Deutschlandsberg Castle is a castle in Styria, Austria, which can be seen from far away because it is built on a rocky elevation. Due to its height, you have a panoramic view of Deutschlandsberg and its green atmosphere.
The Holy Roman Emperor Otto I donated today’s Deutschlandsberg region to the Archbishop of Salzburg in the 10th century. In the 12th century a stone tower was built here. Then a great fire broke out and in the 14th century the tower was repaired and a fortress was built around it. In the 16th century, the Ottoman army attacked this castle as well as many other parts of Austria, causing great damage. Today, some parts of the castle are used as a museum, while others are used as hotels and restaurants.

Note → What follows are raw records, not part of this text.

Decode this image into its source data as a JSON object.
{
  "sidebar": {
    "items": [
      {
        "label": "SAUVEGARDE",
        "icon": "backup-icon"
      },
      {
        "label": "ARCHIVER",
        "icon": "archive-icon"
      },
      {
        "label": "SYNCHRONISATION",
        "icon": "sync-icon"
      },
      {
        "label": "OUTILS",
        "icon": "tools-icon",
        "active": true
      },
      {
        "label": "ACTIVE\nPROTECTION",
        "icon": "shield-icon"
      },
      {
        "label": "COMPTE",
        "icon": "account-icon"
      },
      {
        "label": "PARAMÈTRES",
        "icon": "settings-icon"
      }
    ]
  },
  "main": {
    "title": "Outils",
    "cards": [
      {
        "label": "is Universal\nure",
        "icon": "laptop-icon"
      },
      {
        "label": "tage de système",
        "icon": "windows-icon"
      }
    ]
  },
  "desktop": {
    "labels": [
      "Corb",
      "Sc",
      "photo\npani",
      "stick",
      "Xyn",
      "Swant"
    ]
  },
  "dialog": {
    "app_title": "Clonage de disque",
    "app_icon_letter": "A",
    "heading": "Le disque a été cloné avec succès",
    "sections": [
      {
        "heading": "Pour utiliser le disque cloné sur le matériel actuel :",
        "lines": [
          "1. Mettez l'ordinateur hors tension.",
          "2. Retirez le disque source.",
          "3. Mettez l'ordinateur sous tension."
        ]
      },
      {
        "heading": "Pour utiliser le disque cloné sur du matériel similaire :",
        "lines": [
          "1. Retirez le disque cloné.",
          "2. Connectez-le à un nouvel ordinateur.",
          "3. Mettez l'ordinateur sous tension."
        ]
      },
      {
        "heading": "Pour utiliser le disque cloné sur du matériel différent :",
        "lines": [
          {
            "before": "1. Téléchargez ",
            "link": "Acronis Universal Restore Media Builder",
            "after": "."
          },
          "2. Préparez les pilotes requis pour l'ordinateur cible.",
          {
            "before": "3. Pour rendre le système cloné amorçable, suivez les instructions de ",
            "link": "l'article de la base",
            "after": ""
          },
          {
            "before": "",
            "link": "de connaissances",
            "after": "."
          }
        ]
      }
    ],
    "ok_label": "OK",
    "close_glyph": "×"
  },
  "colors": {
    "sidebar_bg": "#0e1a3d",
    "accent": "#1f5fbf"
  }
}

When you climb up to the castle, you will see that this place has a rugged landscape. These lands have a history of 6500 years. Clay pots, jewelry and ancient weapons have been found in the region. Iron Age tombs and Roman ruins in the Sulm Valley reveal the active life in this region. The finds found in the region are exhibited chronologically in a museum inside the castle. You can see both archaeological artifacts and items used by the emperors.
What are the entrance fee and visiting hours of Deutschlandsberg Castle?
The entrance fee is 9€ for adults. It is open every day of the week except Monday between 10:00 – 18:00.
Where is Deutschlandsberg Castle and how to get there?
Deutschlandsberg Castle is located in the Austrian state of Styria. While traveling in Austria, we wanted to stop by because it was on the way from Klagenfurt to Graz. Even though the castle was closed until we reached the castle, as you can see from the photos, the outside of the castle can be watched very well. If you are going to the castle by private car, there is a huge parking lot in front of the entrance gate of the castle.
You can get here by train from Graz Hbf or by bus from Graz Griesplatz, but the train takes 1 hour and the bus takes about 2 hours. When you get off at Deutschlandsberg, you can reach the castle after a half-hour walk.
In the parking lot of the castle, there is a path leading to the forest behind. We followed this trail for a while, but it was getting dark so we didn’t get very far. With small waterfalls, wooden bridges and a trekking trail, it is a good choice on a hot Austrian day. It is possible to dip your feet and even your body in the cold water, but if you wear good walking shoes you will be wary of the slippery stones. You can also enter this hiking route from the opposite direction. Klause Deutschlandsberger is located by the river, before the castle. You can leave your car in the parking lots nearby.